Local MP to support the Raise the Rate campaign to increase investment in sixth form education

Robert Goodwill MP for Scarborough and Whitby has used his first day back in Parliament to support a national campaign aimed at increasing education funding for 16 to 18 year olds. 

Mr Goodwill attended an event organised by the Raise the Rate campaign for MPs that are backing its call for the government to increase the core funding rate for 16 to 18 year old students from £4,000 per year to at least £4,760 per year. 

Two deep cuts to sixth form funding were made after 2010 and the funding rate has been frozen at £4,000 since 2013. A recent survey for the Raise the Rate campaign found that funding pressures had led 51% of schools and colleges across England to cut courses in languages and 78% to reduce student support services or extra-curricular activities. Over three quarters (76%) of schools and colleges reported that the funding they are due to receive this year will not be sufficient to provide the support required by disadvantaged students.

Last week, Robert Goodwill joined a cross-party group of 93 MPs in signing a letter to Chancellor Sajid Javid urging him to increase the funding rate. On Saturday, the government announced that it would do so in today’s (Wednesday’) spending round, but the increase is likely to be around £200 per student - well short of the £760 per student boost that Robert Goodwill MP, the Raise the Rate campaign and Parliament’s education select committee is calling for.

Mr Goodwill said: 
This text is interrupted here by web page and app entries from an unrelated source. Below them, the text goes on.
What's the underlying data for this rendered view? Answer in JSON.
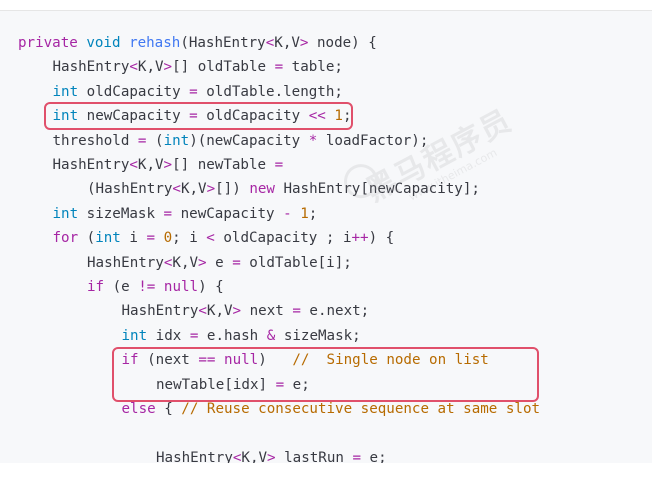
{
  "code": {
    "lines": [
      {
        "indent": 0,
        "tokens": [
          {
            "t": "private",
            "c": "kw"
          },
          {
            "t": " ",
            "c": "plain"
          },
          {
            "t": "void",
            "c": "type"
          },
          {
            "t": " ",
            "c": "plain"
          },
          {
            "t": "rehash",
            "c": "fn"
          },
          {
            "t": "(HashEntry",
            "c": "plain"
          },
          {
            "t": "<",
            "c": "op"
          },
          {
            "t": "K,V",
            "c": "plain"
          },
          {
            "t": ">",
            "c": "op"
          },
          {
            "t": " node) {",
            "c": "plain"
          }
        ]
      },
      {
        "indent": 1,
        "tokens": [
          {
            "t": "HashEntry",
            "c": "plain"
          },
          {
            "t": "<",
            "c": "op"
          },
          {
            "t": "K,V",
            "c": "plain"
          },
          {
            "t": ">",
            "c": "op"
          },
          {
            "t": "[] oldTable ",
            "c": "plain"
          },
          {
            "t": "=",
            "c": "op"
          },
          {
            "t": " table;",
            "c": "plain"
          }
        ]
      },
      {
        "indent": 1,
        "tokens": [
          {
            "t": "int",
            "c": "type"
          },
          {
            "t": " oldCapacity ",
            "c": "plain"
          },
          {
            "t": "=",
            "c": "op"
          },
          {
            "t": " oldTable.length;",
            "c": "plain"
          }
        ]
      },
      {
        "indent": 1,
        "tokens": [
          {
            "t": "int",
            "c": "type"
          },
          {
            "t": " newCapacity ",
            "c": "plain"
          },
          {
            "t": "=",
            "c": "op"
          },
          {
            "t": " oldCapacity ",
            "c": "plain"
          },
          {
            "t": "<<",
            "c": "op"
          },
          {
            "t": " ",
            "c": "plain"
          },
          {
            "t": "1",
            "c": "num"
          },
          {
            "t": ";",
            "c": "plain"
          }
        ]
      },
      {
        "indent": 1,
        "tokens": [
          {
            "t": "threshold ",
            "c": "plain"
          },
          {
            "t": "=",
            "c": "op"
          },
          {
            "t": " (",
            "c": "plain"
          },
          {
            "t": "int",
            "c": "type"
          },
          {
            "t": ")(newCapacity ",
            "c": "plain"
          },
          {
            "t": "*",
            "c": "op"
          },
          {
            "t": " loadFactor);",
            "c": "plain"
          }
        ]
      },
      {
        "indent": 1,
        "tokens": [
          {
            "t": "HashEntry",
            "c": "plain"
          },
          {
            "t": "<",
            "c": "op"
          },
          {
            "t": "K,V",
            "c": "plain"
          },
          {
            "t": ">",
            "c": "op"
          },
          {
            "t": "[] newTable ",
            "c": "plain"
          },
          {
            "t": "=",
            "c": "op"
          }
        ]
      },
      {
        "indent": 2,
        "tokens": [
          {
            "t": "(HashEntry",
            "c": "plain"
          },
          {
            "t": "<",
            "c": "op"
          },
          {
            "t": "K,V",
            "c": "plain"
          },
          {
            "t": ">",
            "c": "op"
          },
          {
            "t": "[]) ",
            "c": "plain"
          },
          {
            "t": "new",
            "c": "kw"
          },
          {
            "t": " HashEntry[newCapacity];",
            "c": "plain"
          }
        ]
      },
      {
        "indent": 1,
        "tokens": [
          {
            "t": "int",
            "c": "type"
          },
          {
            "t": " sizeMask ",
            "c": "plain"
          },
          {
            "t": "=",
            "c": "op"
          },
          {
            "t": " newCapacity ",
            "c": "plain"
          },
          {
            "t": "-",
            "c": "op"
          },
          {
            "t": " ",
            "c": "plain"
          },
          {
            "t": "1",
            "c": "num"
          },
          {
            "t": ";",
            "c": "plain"
          }
        ]
      },
      {
        "indent": 1,
        "tokens": [
          {
            "t": "for",
            "c": "kw"
          },
          {
            "t": " (",
            "c": "plain"
          },
          {
            "t": "int",
            "c": "type"
          },
          {
            "t": " i ",
            "c": "plain"
          },
          {
            "t": "=",
            "c": "op"
          },
          {
            "t": " ",
            "c": "plain"
          },
          {
            "t": "0",
            "c": "num"
          },
          {
            "t": "; i ",
            "c": "plain"
          },
          {
            "t": "<",
            "c": "op"
          },
          {
            "t": " oldCapacity ; i",
            "c": "plain"
          },
          {
            "t": "++",
            "c": "op"
          },
          {
            "t": ") {",
            "c": "plain"
          }
        ]
      },
      {
        "indent": 2,
        "tokens": [
          {
            "t": "HashEntry",
            "c": "plain"
          },
          {
            "t": "<",
            "c": "op"
          },
          {
            "t": "K,V",
            "c": "plain"
          },
          {
            "t": ">",
            "c": "op"
          },
          {
            "t": " e ",
            "c": "plain"
          },
          {
            "t": "=",
            "c": "op"
          },
          {
            "t": " oldTable[i];",
            "c": "plain"
          }
        ]
      },
      {
        "indent": 2,
        "tokens": [
          {
            "t": "if",
            "c": "kw"
          },
          {
            "t": " (e ",
            "c": "plain"
          },
          {
            "t": "!=",
            "c": "op"
          },
          {
            "t": " ",
            "c": "plain"
          },
          {
            "t": "null",
            "c": "kw"
          },
          {
            "t": ") {",
            "c": "plain"
          }
        ]
      },
      {
        "indent": 3,
        "tokens": [
          {
            "t": "HashEntry",
            "c": "plain"
          },
          {
            "t": "<",
            "c": "op"
          },
          {
            "t": "K,V",
            "c": "plain"
          },
          {
            "t": ">",
            "c": "op"
          },
          {
            "t": " next ",
            "c": "plain"
          },
          {
            "t": "=",
            "c": "op"
          },
          {
            "t": " e.next;",
            "c": "plain"
          }
        ]
      },
      {
        "indent": 3,
        "tokens": [
          {
            "t": "int",
            "c": "type"
          },
          {
            "t": " idx ",
            "c": "plain"
          },
          {
            "t": "=",
            "c": "op"
          },
          {
            "t": " e.hash ",
            "c": "plain"
          },
          {
            "t": "&",
            "c": "op"
          },
          {
            "t": " sizeMask;",
            "c": "plain"
          }
        ]
      },
      {
        "indent": 3,
        "tokens": [
          {
            "t": "if",
            "c": "kw"
          },
          {
            "t": " (next ",
            "c": "plain"
          },
          {
            "t": "==",
            "c": "op"
          },
          {
            "t": " ",
            "c": "plain"
          },
          {
            "t": "null",
            "c": "kw"
          },
          {
            "t": ")   ",
            "c": "plain"
          },
          {
            "t": "//  Single node on list",
            "c": "comment2"
          }
        ]
      },
      {
        "indent": 4,
        "tokens": [
          {
            "t": "newTable[idx] ",
            "c": "plain"
          },
          {
            "t": "=",
            "c": "op"
          },
          {
            "t": " e;",
            "c": "plain"
          }
        ]
      },
      {
        "indent": 3,
        "tokens": [
          {
            "t": "else",
            "c": "kw"
          },
          {
            "t": " { ",
            "c": "plain"
          },
          {
            "t": "// Reuse consecutive sequence at same slot",
            "c": "comment2"
          }
        ]
      },
      {
        "indent": 3,
        "tokens": []
      },
      {
        "indent": 4,
        "tokens": [
          {
            "t": "HashEntry",
            "c": "plain"
          },
          {
            "t": "<",
            "c": "op"
          },
          {
            "t": "K,V",
            "c": "plain"
          },
          {
            "t": ">",
            "c": "op"
          },
          {
            "t": " lastRun ",
            "c": "plain"
          },
          {
            "t": "=",
            "c": "op"
          },
          {
            "t": " e;",
            "c": "plain"
          }
        ]
      }
    ]
  },
  "watermark": {
    "brand": "黑马程序员",
    "site": "www.itheima.com"
  },
  "colors": {
    "highlight_border": "#e0506b",
    "panel_background": "#f7f8fa",
    "keyword": "#a626a4",
    "type": "#0184bc",
    "function": "#4078f2",
    "number": "#b76b01",
    "comment": "#b76b01"
  }
}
“I’m supporting the Raise the Rate campaign to ensure that the excellent school sixth forms and colleges in Scarborough and Whitby  receive the funding they need to deliver a world class education to our young people.  The funding announced by the Chancellor today is welcome, but it falls well short of what is needed. It is important that we build on the investment announced today - the first meaningful new funding for mainstream sixth form education in a decade - and I’ll be campaigning for a bigger increase in the three year spending review planned for next year"